October 2023 · Forward in Hope
Bullying is no longer the humorous film trope it used to be. We may have laughed at Biff’s bullying of Marty McFly in “Back to the Future,” but we now know that bullying can have lasting, traumatic effects on kids.
According to the National Child Traumatic Stress Network, “bullying has devastating effects on children and families such as school avoidance, loss of self-esteem, increased anxiety, and depression. Bullying can occur in multiple ways. It can be verbal, physical, through social exclusion, or via digital sources like email, texts, or social media.”
Bullying is unacceptable, and we shouldn’t tolerate comments or conduct that disparages or demonstrates hostility to another – especially in our schools. By being accepting, kind and inclusive, we can all help make our community a better place. This is one of the first steps in fostering relationships of mutual respect.
As adults, we have an obligation to help. This month is National Bullying Prevention Month, so we can ask ourselves, “Is there room in my life to help a child that’s being bullied?”
According to the Centers for Disease Control and Prevention, bullying is common in the United States, and it negatively affects all youth involved – including the bully and those who witness it.

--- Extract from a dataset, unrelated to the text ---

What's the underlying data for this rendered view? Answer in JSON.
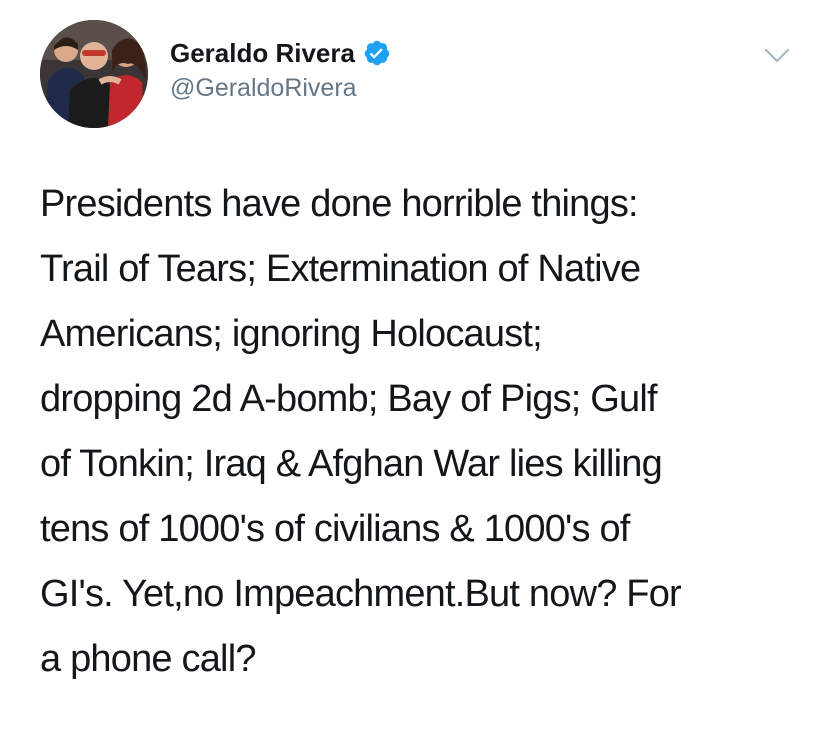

- About 1 in 5 high school students reported being bullied on school property. More than 1 in 6 high school students reported being bullied electronically in the last year.
- Some youth experience bullying more than others. Nearly 40% of high school students who identify as lesbian, gay, or bisexual and about 33% of those who were not sure of their sexual identity experienced bullying at school or electronically in the last year, compared to 22% of heterosexual high school students.

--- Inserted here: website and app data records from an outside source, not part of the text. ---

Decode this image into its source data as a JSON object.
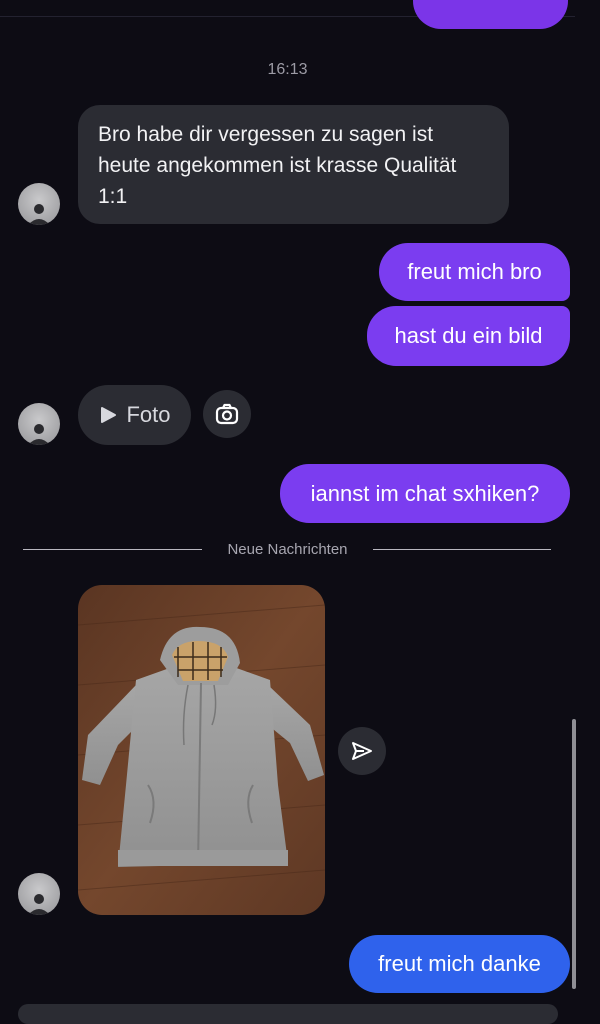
{
  "chat": {
    "timestamp": "16:13",
    "incoming_message_1": "Bro habe dir vergessen zu sagen ist heute angekommen ist krasse Qualität 1:1",
    "outgoing_message_1": "freut mich bro",
    "outgoing_message_2": "hast du ein bild",
    "foto_label": "Foto",
    "outgoing_message_3": "iannst im chat sxhiken?",
    "new_messages_label": "Neue Nachrichten",
    "outgoing_message_4": "freut mich danke"
  },
  "colors": {
    "background": "#0d0c14",
    "incoming_bubble": "#2b2c33",
    "outgoing_purple": "#7b3df0",
    "outgoing_blue": "#2f62ec"
  },
  "icons": [
    "avatar-placeholder-icon",
    "play-icon",
    "camera-icon",
    "send-share-icon"
  ]
}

- About 30% of female high school students experienced bullying at school or electronically in the last year, compared to about 19% of males.
- Nearly 29% of White high school students experienced bullying at school or electronically in the last year compared to about 19% of Hispanic and 18% of Black high school students.
- Bullying is also a discipline problem. Nearly 14% of public schools report that bullying occurs daily or at least once a week.
- Reports of bullying are highest in middle schools (28%) followed by high schools (16%), combined schools (12%), and primary schools (9%).
- Reports of cyberbullying are highest in middle schools (33%) followed by high schools (30%), combined schools (20%), and primary schools (5%).
There’s a good chance children in our community are currently being bullied, and they’re desperately hoping someone will reach out and help them. October is Bullying Prevention Month, and since bullying adversely affects the health and well-being of children, it’s important to Saint Francis Ministries.
What can parents do if they witness these behaviors in their school-aged child?
StompOutBullying.com offers a HelpChat Crisis Line for youth. It’s free, confidential, and solely for young people ages 13-24. Share this information with the kids in your life so they know it’s a resource if things get too rough. StompOutBullying also offers valuable information for parents, caregivers, and school staff.
We can learn a lot there … which is good because our kids depend on us to look out for them.